In general, DGB supports the introduction of minimum wages in the postal sector. DGB declared that minimum wages in the postal sector could be introduced through the Posted Workers’ Act, as the government had already agreed to this in Meseberg in August 2007. According to an article (in German) by DGB, the 50% quota concerning the collective bargaining coverage rate would, in this case, become insignificant.
Another option for the introduction of minimum wages in the postal sector is contained within DGB’s latest proposal to revise the 1952 Act on Minimum Working Standards. The proposal seeks to establish a steering committee that would, on the whole, be comprised of trade union and employer representatives. The social partners would apply for a recommendation for minimum wages to be introduced or for minimum working standards to be established in their sector.

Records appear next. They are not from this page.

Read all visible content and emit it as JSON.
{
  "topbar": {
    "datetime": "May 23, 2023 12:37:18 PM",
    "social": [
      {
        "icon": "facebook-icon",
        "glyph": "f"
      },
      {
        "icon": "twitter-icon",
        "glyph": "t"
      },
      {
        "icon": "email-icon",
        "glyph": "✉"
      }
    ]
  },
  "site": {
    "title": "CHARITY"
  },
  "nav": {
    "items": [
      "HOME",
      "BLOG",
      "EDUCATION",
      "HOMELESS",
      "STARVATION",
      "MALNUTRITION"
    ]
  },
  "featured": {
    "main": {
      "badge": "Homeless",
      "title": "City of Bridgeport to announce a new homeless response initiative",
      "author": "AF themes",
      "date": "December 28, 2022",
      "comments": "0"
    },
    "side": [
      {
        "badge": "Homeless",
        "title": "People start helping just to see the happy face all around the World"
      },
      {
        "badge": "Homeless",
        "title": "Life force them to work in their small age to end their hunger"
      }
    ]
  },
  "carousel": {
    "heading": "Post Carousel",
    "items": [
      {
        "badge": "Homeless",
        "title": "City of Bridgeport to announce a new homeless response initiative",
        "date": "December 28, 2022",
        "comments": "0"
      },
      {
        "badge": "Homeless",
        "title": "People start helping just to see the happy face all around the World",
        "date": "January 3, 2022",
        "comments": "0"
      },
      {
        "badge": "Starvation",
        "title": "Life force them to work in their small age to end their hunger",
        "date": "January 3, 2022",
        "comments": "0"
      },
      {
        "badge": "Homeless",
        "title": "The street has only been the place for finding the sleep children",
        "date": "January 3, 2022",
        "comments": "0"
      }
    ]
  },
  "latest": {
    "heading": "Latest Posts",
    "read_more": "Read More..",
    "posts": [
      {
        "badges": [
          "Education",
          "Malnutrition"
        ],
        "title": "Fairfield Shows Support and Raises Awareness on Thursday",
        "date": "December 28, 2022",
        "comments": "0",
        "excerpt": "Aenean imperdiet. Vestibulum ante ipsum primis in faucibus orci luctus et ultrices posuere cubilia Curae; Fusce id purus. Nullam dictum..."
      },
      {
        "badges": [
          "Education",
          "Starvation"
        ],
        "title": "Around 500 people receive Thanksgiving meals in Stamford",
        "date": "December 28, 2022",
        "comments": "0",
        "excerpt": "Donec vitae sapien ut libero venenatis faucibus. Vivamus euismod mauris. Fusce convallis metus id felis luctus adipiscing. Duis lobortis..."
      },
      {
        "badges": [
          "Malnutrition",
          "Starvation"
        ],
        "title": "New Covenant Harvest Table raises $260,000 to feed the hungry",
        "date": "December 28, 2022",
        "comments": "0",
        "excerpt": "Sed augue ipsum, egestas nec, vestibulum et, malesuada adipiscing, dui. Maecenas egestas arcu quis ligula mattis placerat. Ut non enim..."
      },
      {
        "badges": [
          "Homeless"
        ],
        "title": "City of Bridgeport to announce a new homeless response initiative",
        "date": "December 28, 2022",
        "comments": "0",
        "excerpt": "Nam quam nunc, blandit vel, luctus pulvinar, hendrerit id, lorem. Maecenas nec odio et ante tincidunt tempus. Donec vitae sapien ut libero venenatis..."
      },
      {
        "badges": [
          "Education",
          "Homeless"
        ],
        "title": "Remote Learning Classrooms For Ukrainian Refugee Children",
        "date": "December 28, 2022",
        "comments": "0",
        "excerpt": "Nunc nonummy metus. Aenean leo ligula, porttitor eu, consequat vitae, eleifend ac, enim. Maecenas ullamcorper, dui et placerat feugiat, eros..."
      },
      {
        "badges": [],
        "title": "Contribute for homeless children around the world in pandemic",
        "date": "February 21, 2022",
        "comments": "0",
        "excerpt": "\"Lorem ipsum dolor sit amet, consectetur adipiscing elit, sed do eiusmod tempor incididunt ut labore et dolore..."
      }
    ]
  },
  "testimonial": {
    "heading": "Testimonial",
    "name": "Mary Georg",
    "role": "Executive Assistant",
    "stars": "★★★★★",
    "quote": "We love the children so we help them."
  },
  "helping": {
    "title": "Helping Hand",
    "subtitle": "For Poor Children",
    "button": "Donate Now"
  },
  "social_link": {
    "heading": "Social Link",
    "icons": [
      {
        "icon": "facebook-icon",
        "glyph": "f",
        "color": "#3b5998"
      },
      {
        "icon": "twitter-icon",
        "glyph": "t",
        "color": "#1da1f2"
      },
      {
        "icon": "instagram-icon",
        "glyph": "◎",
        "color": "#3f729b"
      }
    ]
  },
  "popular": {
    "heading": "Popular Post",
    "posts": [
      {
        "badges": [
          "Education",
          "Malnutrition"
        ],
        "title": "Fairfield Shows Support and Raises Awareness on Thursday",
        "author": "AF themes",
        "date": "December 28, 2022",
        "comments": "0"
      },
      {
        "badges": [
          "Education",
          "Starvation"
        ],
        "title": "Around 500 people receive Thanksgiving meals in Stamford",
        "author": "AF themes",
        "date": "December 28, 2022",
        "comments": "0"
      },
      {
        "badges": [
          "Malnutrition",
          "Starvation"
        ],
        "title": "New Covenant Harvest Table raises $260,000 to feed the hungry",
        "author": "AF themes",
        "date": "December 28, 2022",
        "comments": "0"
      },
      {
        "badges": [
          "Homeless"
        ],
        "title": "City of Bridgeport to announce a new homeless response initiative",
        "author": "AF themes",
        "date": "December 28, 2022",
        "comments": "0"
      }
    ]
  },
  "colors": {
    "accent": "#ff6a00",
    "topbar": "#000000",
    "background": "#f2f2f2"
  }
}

The committee would, in turn, stipulate preconditions or define relevant criteria to be considered in the introduction of any minimum wages or the establishment of minimum working standards in any sector under consideration. On the basis of such criteria, the committee would develop a recommendation for presentation to the government.
DGB’s proposal, furthermore, sets out that – if the steering committee is not able to provide a recommendation – BMAS should be entitled to establish an expert committee to deal with the issue. The expert committee could also be set up immediately, if the social partners jointly agreed to put forward a recommendation. However, the government would still have the final say in approving or rejecting the recommendation of either committee.

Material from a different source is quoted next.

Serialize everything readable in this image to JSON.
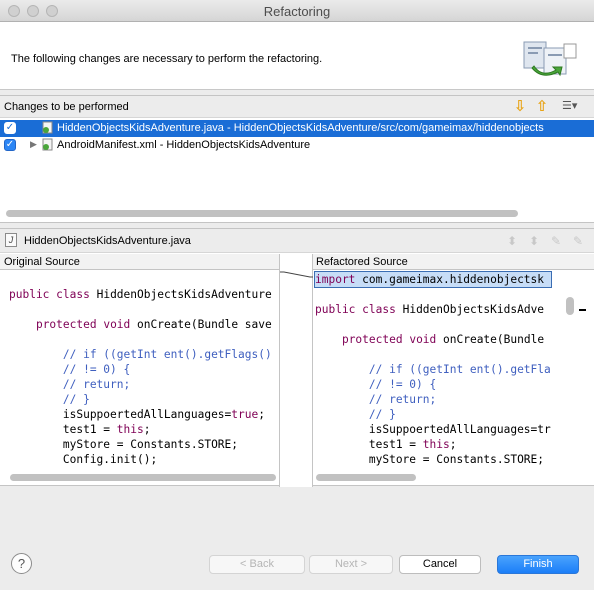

With regard to the postal sector, either the steering or the expert committee could also recommend the introduction of minimum wages without having to adhere to the requirement that collective agreement coverage rates are at or above 50%.
The German Confederation of Employers’ Associations (Bundesvereinigung der Deutschen Arbeitgeberverbände, BDA), on the other hand, underlined in a statement to the press (in German) the importance of assessing the number of employees in the postal sector, as provided by the Federal Network Agency. The Chair of BDA, Dieter Hundt, stated that these figures indicated that the current framework agreement on minimum wages concluded by AGV Postdienste and ver.di fell short of an important criterion stipulated by the Collective Bargaining Act – that is, the 50% collective bargaining coverage criterion. Therefore, this collective agreement should not be extended to all postal operators in the sector. BDA stated that a possible solution could be based on another collective agreement that covers all the relevant social partners. The latter could be declared as generally binding for the whole sector via the Collective Bargaining Act.
It should be noted that, in September 2007, the Employers’ Association of the New Postal and Delivery Services (Arbeitgeberverband Neue Brief- und Zustelldienste, AGV neue BuZ) was set up. This new employer organisation stated that about 35 of its members are competing with Deutsche Post. As expected, AGV neue BuZ is trying to negotiate a collective agreement for its members.
Sandra Vogel, Cologne Institute for Economic Research (IW Köln)